Author: Kathleen Tierney
In Red Delicious, Quinn (don’t call her Siobhan) is our tour guide once again through her memories of the events that shaped her up to an undefined present. This time, she finds herself in an even more complicated situation, involving battling succubi, a necromancer’s daughters, inter-dimensional shifts, and a mystical phallus. Surrounded by both new faces and old, Quinn will have to be stronger and quicker than ever before if she’s to survive—except that, technically, she’s already dead.
There’s something very likable about a character that is so keen to use her un-likability as a tool to bludgeon everyone around her, including the reader. Quinn is no darling. She is resentful (with reason), brutal in every respect, apathetic, utterly self-serving, and a murderer. But, as a “werepire,” the girl’s gotta eat, so she doesn’t have a lot of options on that count. She is also much more clever than she lets on, has a soft spot for a very few specific others that she’d rather not have, and usually holds up her end of a bargain, even though the latter is mainly only true if it helps keep her “alive.”

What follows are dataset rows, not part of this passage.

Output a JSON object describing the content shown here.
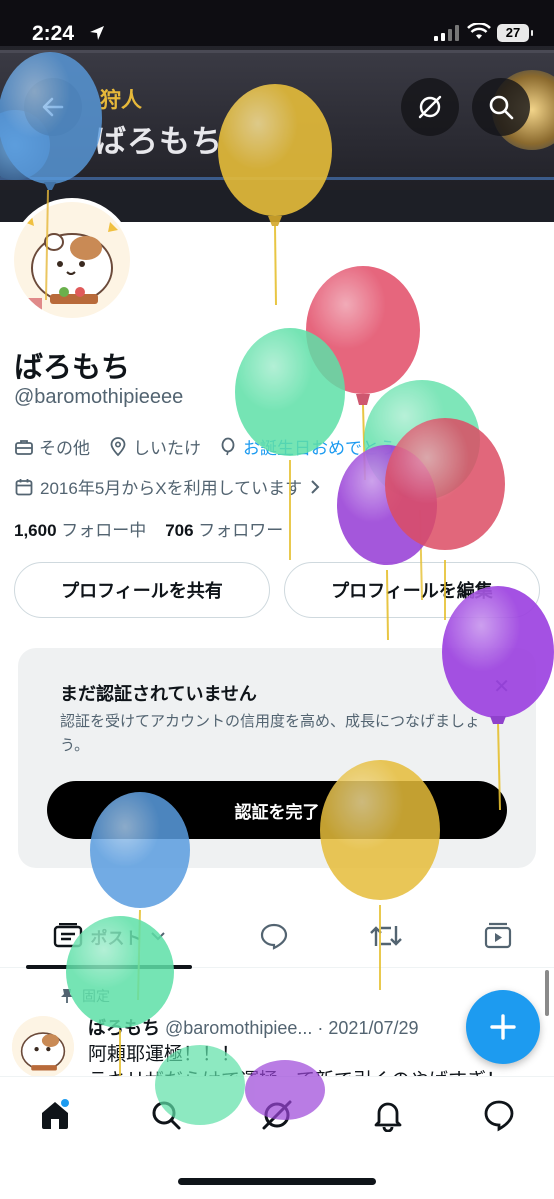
{
  "status_bar": {
    "time": "2:24",
    "battery": "27"
  },
  "banner": {
    "title_fragment": "狩人",
    "name_fragment": "ばろもち"
  },
  "profile": {
    "name": "ばろもち",
    "handle": "@baromothipieeee",
    "category": "その他",
    "location": "しいたけ",
    "birthday_link": "お誕生日おめでとう",
    "joined": "2016年5月からXを利用しています",
    "following_count": "1,600",
    "following_label": "フォロー中",
    "followers_count": "706",
    "followers_label": "フォロワー"
  },
  "actions": {
    "share": "プロフィールを共有",
    "edit": "プロフィールを編集"
  },
  "verify_card": {
    "title": "まだ認証されていません",
    "description": "認証を受けてアカウントの信用度を高め、成長につなげましょう。",
    "button": "認証を完了"
  },
  "tabs": [
    {
      "label": "ポスト",
      "icon": "posts-icon",
      "active": true
    },
    {
      "label": "",
      "icon": "replies-icon"
    },
    {
      "label": "",
      "icon": "reposts-icon"
    },
    {
      "label": "",
      "icon": "media-icon"
    }
  ],
  "pinned_post": {
    "pinned_label": "固定",
    "author": "ばろもち",
    "handle": "@baromothipiee...",
    "separator": "·",
    "date": "2021/07/29",
    "line1": "阿頼耶運極！！！",
    "line2": "ラキリザだらけで運極って新で引くのやばすぎ！"
  },
  "colors": {
    "accent": "#1d9bf0",
    "text": "#0f1419",
    "muted": "#536471"
  }
}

While very entertaining for most of the story, Quinn’s loathing of nearly everyone around her, characters and audience alike, did wear a little thin in the second half of Red Delicious. As I don’t blame Quinn for her disposition towards the other characters in the story, this is mostly due to her repeated suggestion that the unsatisfied reader should simply stop reading, as it’s no concern of hers. Quinn has never had an easy life, even when she was alive, and, for the most part, has nothing to lose. Blackmailed into the service of the mysterious “Mean Mr. B,” Quinn’s non-life isn’t even her own. She’s a weapon: the baddest one there is. And the growing list of those who wholeheartedly believe they’ve got the right to use her for their own purposes is downright insulting. I’d be a little testy, too, if I were her.
As to the story itself, Red Delicious is both dark and amusing, Quinn’s knack for getting out of a situation (not entirely) unscathed proving to be almost mesmerizing for all the destruction left in her wake. But, while they were necessary to get all the players onboard, the dimensional jumps caused me to fall out of the story a little, as did the lengthy short story in the middle of the bigger story. Great pains were taken in the narrative to make sure I understood that my like/dislike of its inclusion was thoroughly irrelevant, and maybe that’s what didn’t quite sit well with me, even though the entire situation was completely tongue-in-cheek. Otherwise, I thought the story was a keeper. Watching Quinn’s narrow escapes and her ability to turn the tables on everyone else truly was a lot of fun.
Red Delicious is a well written, smart, and unapologetically snarky follow-up to Blood Oranges. Nothing should work out okay for Quinn in this story, and yet I found myself reveling in the uneasy relief that it does. Quinn is wonderfully awful, and, despite a few issues with parts of the story, I still like her quite a bit. The ending of the story left me feeling more hopeful for Quinn than was possible throughout the rest of the narrative, as well as the entire previous story, and I would very much like to see what she will do with the next part of her journey.
Half-vampire, half-werewolf Siobhan Quinn survived her initiation into the world of demons and monsters. But staying alive as she becomes entangled in underworld politics might prove to be more difficult. When the daughter of a prominent necromancer vanishes, it’s up to Quinn to find the girl. But her search will land her directly in the middle of a struggle between competing forces searching for an ancient artifact of almost unimaginable power…
Release Date: February 4, 2014
Publisher: ROC Trade
Series: Siobhan Quinn #2
Genre: Urban Fantasy
Format(s): Paperback (288 pgs), e-book
Book Source: Publisher
Red Delicious (Siobhan Quinn #2)
Reviews in the Series:
Blood Oranges by Kathleen Tierney (Siobhan Quinn #1)